The gabelle — a French salt tax — is enacted in 1286 and maintained until 1790. In time it becomes one of the most hated and grossly unequal taxes in the country. Because of the gabelles, common salt is of such high value that it causes wars, mass population shifts and exodus, and attracts invaders. In England, use of the 'wich' suffix in place names is associated with towns with salt production. Several English places carry the suffix and are historically related to salt, including the four Cheshire 'wiches' of Middlewich, Nantwich, Northwich and Leftwich, and Droitwich in Worcestershire.
The salt mines of Poland create a wealthy kingdom, later destroyed when Germans introduce sea salt (considered superior to rock salt).
Salt production is very significant to early America. The Massachusetts Bay Colony holds a patent to produce salt in the colonies and continues to produce it for the next 200 years. During the Revolutionary War, the British intercepts the rebels' salt supply to destroy their ability to preserve food. During the War of 1812, salt brine was used to pay soldiers in the field, as the government was too poor to pay them with money. Before Lewis and Clark set out for the Louisiana Territory, President Jefferson tells Congress about a "mountain of salt" near the Missouri River, which is of immense value.
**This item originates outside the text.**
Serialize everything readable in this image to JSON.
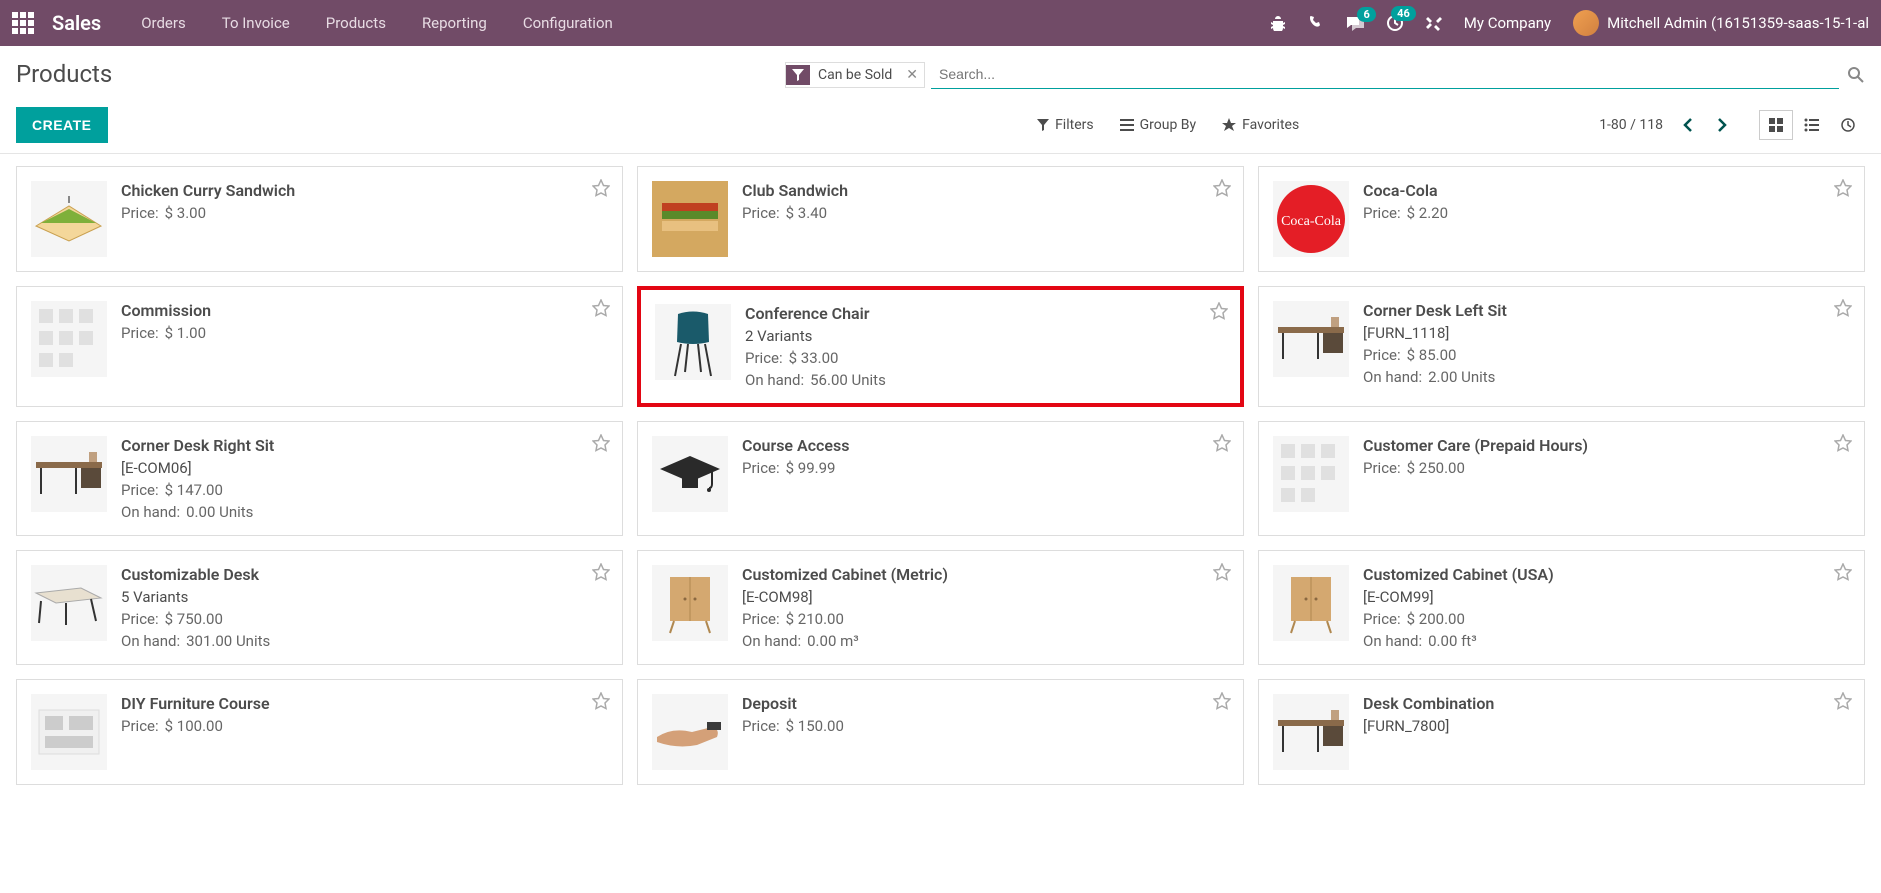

The Erie Canal is opened primarily to make salt transportation easier, and during the Civil War, the Union captures significant Confederate saltworks and creates a temporary salt shortage in the Confederate states. Liverpool emerges from a small English port to become the prime exporting port for salt. Large salt mines in Cheshire become the source for much of England's exported salt.
The British exact a heavy tax on salt in India. It becomes a symbol of colonialism that sparks Mahatma Ghandi's famous Salt March to Dandi. Gandhi leads over 100,000 people on the march, during which protesters make their own salt from the sea, at the time illegal under the British rule. The march sparks large-scale acts of civil disobedience against the British Raj salt laws by millions of Indians and becomes an important milestone in the struggle for Indian independence.
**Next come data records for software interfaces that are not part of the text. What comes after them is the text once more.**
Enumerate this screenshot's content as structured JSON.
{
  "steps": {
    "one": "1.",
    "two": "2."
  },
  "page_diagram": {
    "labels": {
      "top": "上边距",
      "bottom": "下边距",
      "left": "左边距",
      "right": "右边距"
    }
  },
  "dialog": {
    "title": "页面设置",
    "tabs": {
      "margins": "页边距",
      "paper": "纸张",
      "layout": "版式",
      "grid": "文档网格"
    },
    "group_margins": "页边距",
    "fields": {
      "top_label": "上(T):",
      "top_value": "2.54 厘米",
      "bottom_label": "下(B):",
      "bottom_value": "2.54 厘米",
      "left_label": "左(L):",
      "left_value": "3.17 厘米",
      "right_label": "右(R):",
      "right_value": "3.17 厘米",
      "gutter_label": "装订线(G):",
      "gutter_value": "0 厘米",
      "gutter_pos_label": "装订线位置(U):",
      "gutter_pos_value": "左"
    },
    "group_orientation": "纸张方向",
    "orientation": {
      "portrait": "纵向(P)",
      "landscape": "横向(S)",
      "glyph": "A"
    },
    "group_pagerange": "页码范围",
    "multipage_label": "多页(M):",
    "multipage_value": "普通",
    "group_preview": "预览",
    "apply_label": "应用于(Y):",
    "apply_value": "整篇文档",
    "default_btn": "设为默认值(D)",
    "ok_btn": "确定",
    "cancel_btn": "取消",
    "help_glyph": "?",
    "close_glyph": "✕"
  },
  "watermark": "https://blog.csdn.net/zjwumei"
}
The British government recommends that people reduce their consumption of salt from 9 grams per day to a maximum of 6 grams per day based on adverse health impacts of high sodium diets.
Large study by the National Heart, Lung, and Blood Institute (NHLBI) finds a reduced sodium diet lowers blood pressure for all persons. Published in the Annals of Internal Medicine, the researchers show the blood pressure lowering effects of reduced dietary sodium in a wide variety of population subgroups.
The old salt wars are now history. Modern mining and evaporation techniques have made salt readily available and prices remain low. Huge deposits of salt are located in countries across the globe and world salt production is estimated at 210 million metric tons annually. The top five producers (in million tons) include the United States (40.3), China (32.9), Germany (17.7), India (14.5) and Canada (12.3).
A new age of salt dawns when Smart Salt, a salt with the same flavor and cooking properties as sodium chloride is brought to the market. While it tastes the same and has all the preservative qualities of traditional salt, it contains up to 60% less sodium than traditional salt, making it possible to drastically reduce sodium content in prepared and processed foods from factories, restaurants, and at home. Smart Salt includes potassium and magnesium, both essential minerals for good health.